Wednesday's Rout Makes Thursday - and Friday - Critical Days

Posted by jbrumley on May 12, 2021 8:37 PM

Was that "the big one?" The big tumble that kick-starts a cascade of profit-taking? The stage is certainly set for that sort of action following the NASDAQ's 115% gain from last March's low to last month's high. Perhaps more telling is that the NASDAQ's 2.7% tumble on Wednesday is the worst session in several weeks, dragging the composite 8.7% below its recent peak. Clearly something's changed.

There's a surprising bright spot in the steep selloff though. That is, things are so bad, they're good. The plunge was so big that bargain-minded traders are licking their chops, thinking about buying... as they have several times since September, keeping the rebound rally alive in the process.

Only time will tell how this is all going to shake out, though given the backdrop, it would be surprising if stocks didn't make some sort of rebound effort on Thursday and/or Friday. Don't read too much into any bounce though. The question is, can the buyers build on such an effort?

The good news is, we know exactly where to look and what to look for.

First things first. Let's just take a step back and look at the daily chart of the S&P 500. Two things immediately pop out.
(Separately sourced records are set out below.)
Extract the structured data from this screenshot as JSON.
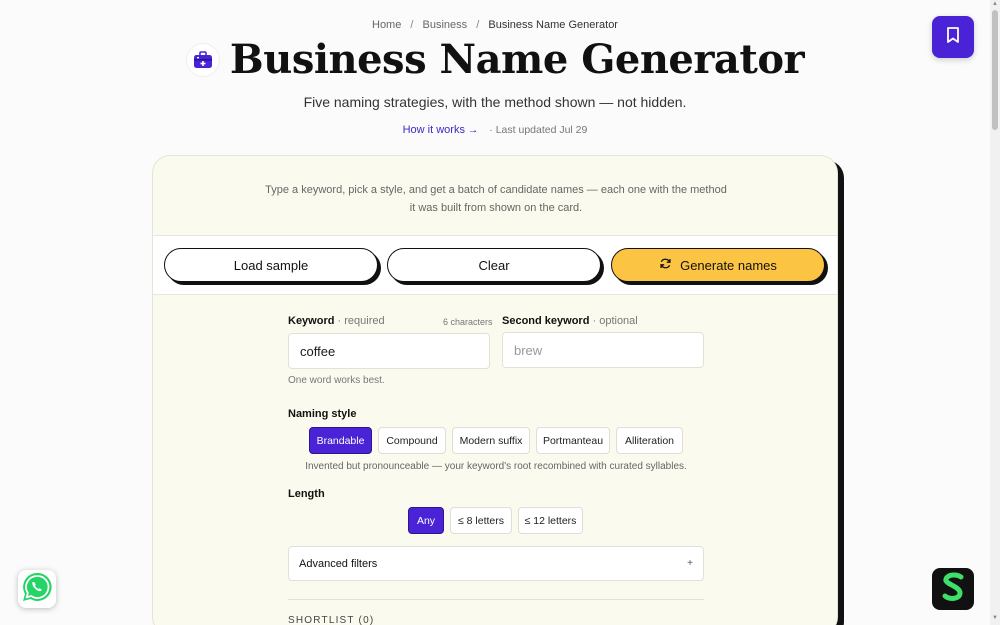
{
  "breadcrumb": {
    "items": [
      "Home",
      "Business",
      "Business Name Generator"
    ],
    "separator": "/"
  },
  "header": {
    "title": "Business Name Generator",
    "subtitle": "Five naming strategies, with the method shown — not hidden.",
    "how_it_works": "How it works",
    "arrow": "→",
    "last_updated": "· Last updated Jul 29"
  },
  "card": {
    "intro": "Type a keyword, pick a style, and get a batch of candidate names — each one with the method it was built from shown on the card.",
    "actions": {
      "load_sample": "Load sample",
      "clear": "Clear",
      "generate": "Generate names"
    },
    "keyword": {
      "label": "Keyword",
      "sub": "· required",
      "char_count": "6 characters",
      "value": "coffee",
      "hint": "One word works best."
    },
    "second_keyword": {
      "label": "Second keyword",
      "sub": "· optional",
      "placeholder": "brew"
    },
    "naming_style": {
      "label": "Naming style",
      "options": [
        "Brandable",
        "Compound",
        "Modern suffix",
        "Portmanteau",
        "Alliteration"
      ],
      "selected": "Brandable",
      "description": "Invented but pronounceable — your keyword's root recombined with curated syllables."
    },
    "length": {
      "label": "Length",
      "options": [
        "Any",
        "≤ 8 letters",
        "≤ 12 letters"
      ],
      "selected": "Any"
    },
    "advanced_filters": {
      "label": "Advanced filters",
      "toggle": "+"
    },
    "shortlist": {
      "label": "SHORTLIST (0)"
    }
  },
  "colors": {
    "accent": "#4a23d6",
    "generate_button": "#fbc543",
    "card_background": "#fbfaee",
    "link": "#3b2bc4"
  },
  "icons": {
    "title_icon": "toolbox-icon",
    "bookmark": "bookmark-icon",
    "refresh": "refresh-icon",
    "whatsapp": "whatsapp-icon",
    "brand_badge": "s-logo-icon"
  }
}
One is, the day's selling stopped right at the 50-day moving average line (purple) at 4050. This moving average line hasn't been perfect, it's been a pretty good pushoff point since January's pullback. The other is, the Wednesday's low aligns with the line that connects all the key lows going back to late October. This is where the bulls have their best shot at making a successful stand.

The NASDAQ Composite's daily chart looks different... for the worse. The composite is now under its 50-day (purple) and 100-day (gray) moving average lines, as well as below most any potential technical floor that could keep the index propped up.
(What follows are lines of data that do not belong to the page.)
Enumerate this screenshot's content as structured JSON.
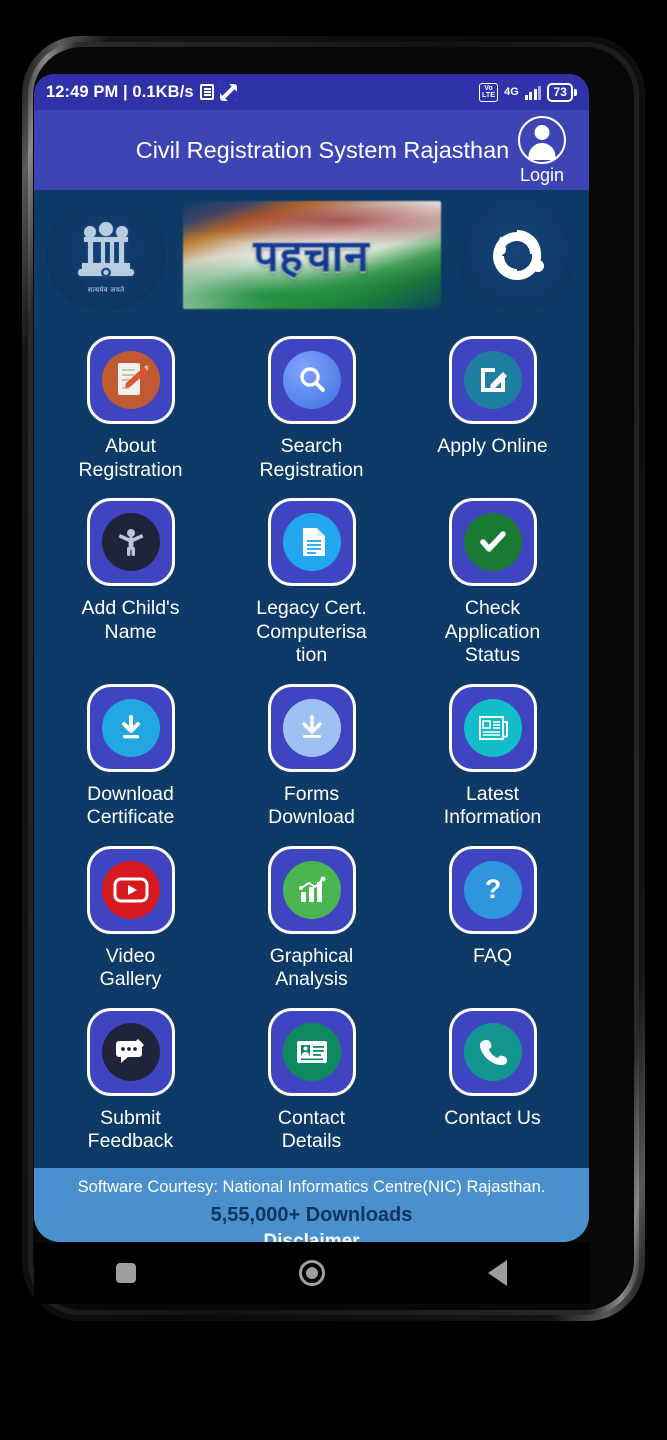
{
  "statusbar": {
    "time_and_speed": "12:49 PM | 0.1KB/s",
    "doc_icon": "document-icon",
    "sync_icon": "sync-icon",
    "volte_label_top": "Vo",
    "volte_label_bottom": "LTE",
    "network": "4G",
    "battery": "73"
  },
  "appbar": {
    "title": "Civil Registration System Rajasthan",
    "login_label": "Login",
    "avatar_icon": "user-avatar-icon",
    "bg_color": "#3d45b5"
  },
  "banner": {
    "emblem_motto": "सत्यमेव जयते",
    "emblem_name": "india-national-emblem",
    "center_text": "पहचान",
    "right_logo_name": "rajasthan-govt-logo"
  },
  "grid": {
    "tile_bg": "#3f45c0",
    "page_bg": "#0d3a66",
    "items": [
      {
        "label": "About\nRegistration",
        "icon": "about-registration-icon",
        "icon_color": "#c05a32"
      },
      {
        "label": "Search\nRegistration",
        "icon": "search-icon",
        "icon_color": "#5b86f5"
      },
      {
        "label": "Apply Online",
        "icon": "apply-online-edit-icon",
        "icon_color": "#1f7fa0"
      },
      {
        "label": "Add Child's\nName",
        "icon": "add-child-name-icon",
        "icon_color": "#1f2235"
      },
      {
        "label": "Legacy Cert.\nComputerisa\ntion",
        "icon": "legacy-certificate-icon",
        "icon_color": "#21a6ef"
      },
      {
        "label": "Check\nApplication\nStatus",
        "icon": "check-status-icon",
        "icon_color": "#1a7a33"
      },
      {
        "label": "Download\nCertificate",
        "icon": "download-certificate-icon",
        "icon_color": "#22a8e0"
      },
      {
        "label": "Forms\nDownload",
        "icon": "forms-download-icon",
        "icon_color": "#9fc1f2"
      },
      {
        "label": "Latest\nInformation",
        "icon": "latest-information-news-icon",
        "icon_color": "#12bcc8"
      },
      {
        "label": "Video\nGallery",
        "icon": "video-gallery-youtube-icon",
        "icon_color": "#d71920"
      },
      {
        "label": "Graphical\nAnalysis",
        "icon": "graphical-analysis-chart-icon",
        "icon_color": "#4bb552"
      },
      {
        "label": "FAQ",
        "icon": "faq-question-icon",
        "icon_color": "#2f95dd"
      },
      {
        "label": "Submit\nFeedback",
        "icon": "submit-feedback-icon",
        "icon_color": "#1f2235"
      },
      {
        "label": "Contact\nDetails",
        "icon": "contact-details-card-icon",
        "icon_color": "#0f8a5f"
      },
      {
        "label": "Contact Us",
        "icon": "contact-us-phone-icon",
        "icon_color": "#13958f"
      }
    ]
  },
  "footer": {
    "courtesy": "Software Courtesy: National Informatics Centre(NIC) Rajasthan.",
    "downloads": "5,55,000+ Downloads",
    "disclaimer": "Disclaimer",
    "bg_color": "#4a90cc"
  },
  "navbar": {
    "recents": "recents-square-icon",
    "home": "home-circle-icon",
    "back": "back-triangle-icon"
  }
}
A bounce effort appears in the offing, particularly given the S&P 500's support made evident on Wednesday. As was noted though, don't be too quick to jump to conclusions. Given the depth of the damage done this week, that rally move could be quelled pretty quickly. The ceiling in the best position to halt the advance is the NASDAQ's convergence of its 50-day and 100-day moving average lines around 13,500. If the index doesn't move cleanly past that level, we may well see the whole "sell in May" adage play out as scripted.

With all of that being said, charts of the NASDAQ and the S&P 500 aren't nearly as interesting to watch here as their volatility indexes... the VXN and VIX, respectively.
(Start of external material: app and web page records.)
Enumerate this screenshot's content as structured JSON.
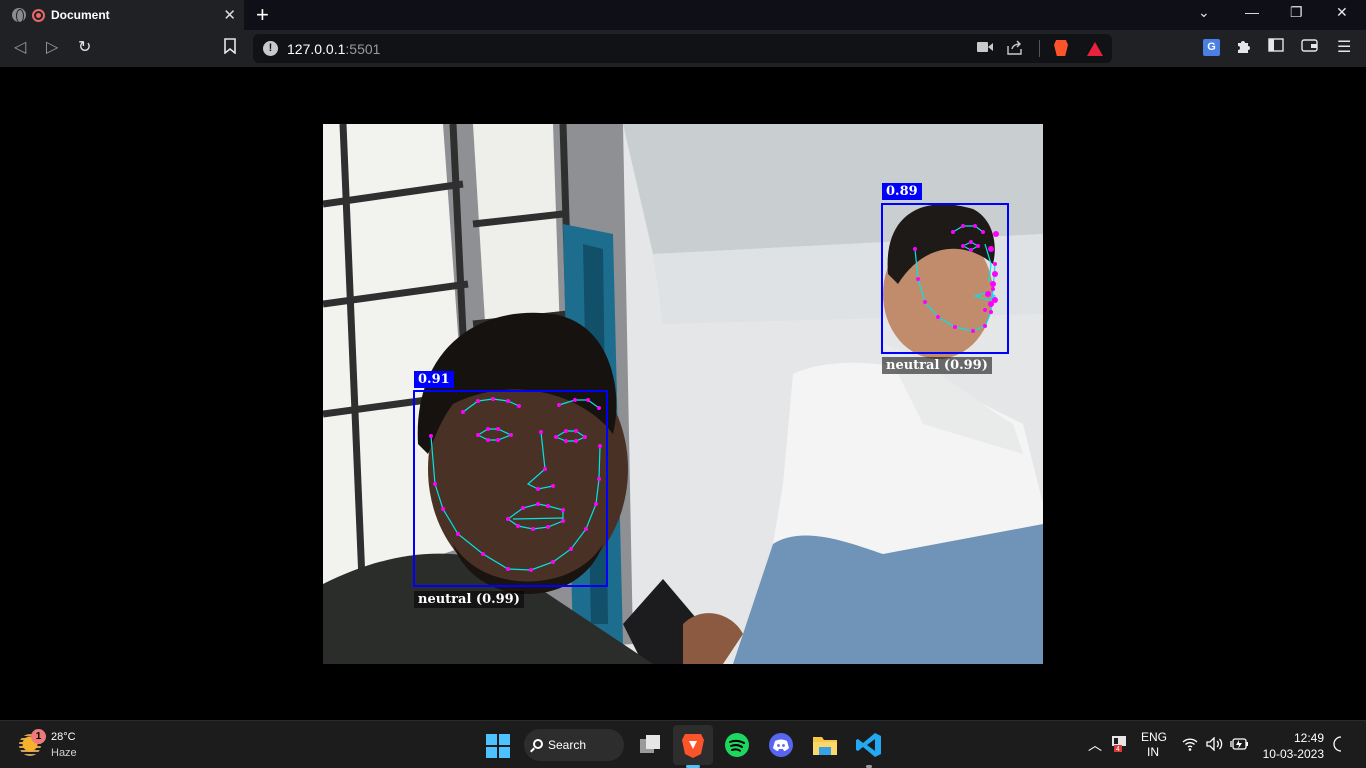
{
  "browser": {
    "tab_title": "Document",
    "tab_close": "✕",
    "new_tab": "+",
    "url_host": "127.0.0.1",
    "url_port": ":5501",
    "window_controls": {
      "chevron": "⌄",
      "minimize": "—",
      "restore": "❐",
      "close": "✕"
    }
  },
  "detections": [
    {
      "score": "0.91",
      "emotion": "neutral (0.99)"
    },
    {
      "score": "0.89",
      "emotion": "neutral (0.99)"
    }
  ],
  "taskbar": {
    "weather": {
      "badge": "1",
      "temp": "28°C",
      "desc": "Haze"
    },
    "search_label": "Search",
    "language": {
      "line1": "ENG",
      "line2": "IN"
    },
    "clock": {
      "time": "12:49",
      "date": "10-03-2023"
    },
    "colors": {
      "accent": "#4cc2ff",
      "spotify": "#1ed760",
      "discord": "#5865f2",
      "vscode": "#23a9f2",
      "folder": "#f7c948"
    }
  }
}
We've looked at both in the last few editions of the Weekly Market Outlook, wondering if-and-when the "too low" volatility indices would finally make a decided upward break to signal the end of stocks' uptrend. We've still not seen it happen, but we're as close as we've been in months.

Take a look. While stocks have been up-ended before this week, that pullback never coincided with a firm upward thrust from the VIX (top) and VXN (bottom). This one is. Neither volatility index has broken above technical ceilings that were established over the course of the past months, but both are close.

It's unlikely either volatility index will keep moving up from here and blast through this resistance. As was noted, the recent selling has been so strong that we're seemingly due for at least a small bounce, which could evolve into something more. Whatever happens though, the volatility indices are more telling than the stock indices are. Their pullback followed by a rekindled effort that pushes both past their respective resistance lines would mark a major shift in sentiment... something that's been missing from previous pullbacks that never went anywhere. We may not have any clarity in this regard until next week.

And if for some reason stocks sell off hard again on Thursday and/or Friday without ever logging a decidedly bullish day, that may be a (very) short-term buying opportunity. Even if it's only a short-term, dead-cat bounce, it's still apt to be a big trade-worthy bump.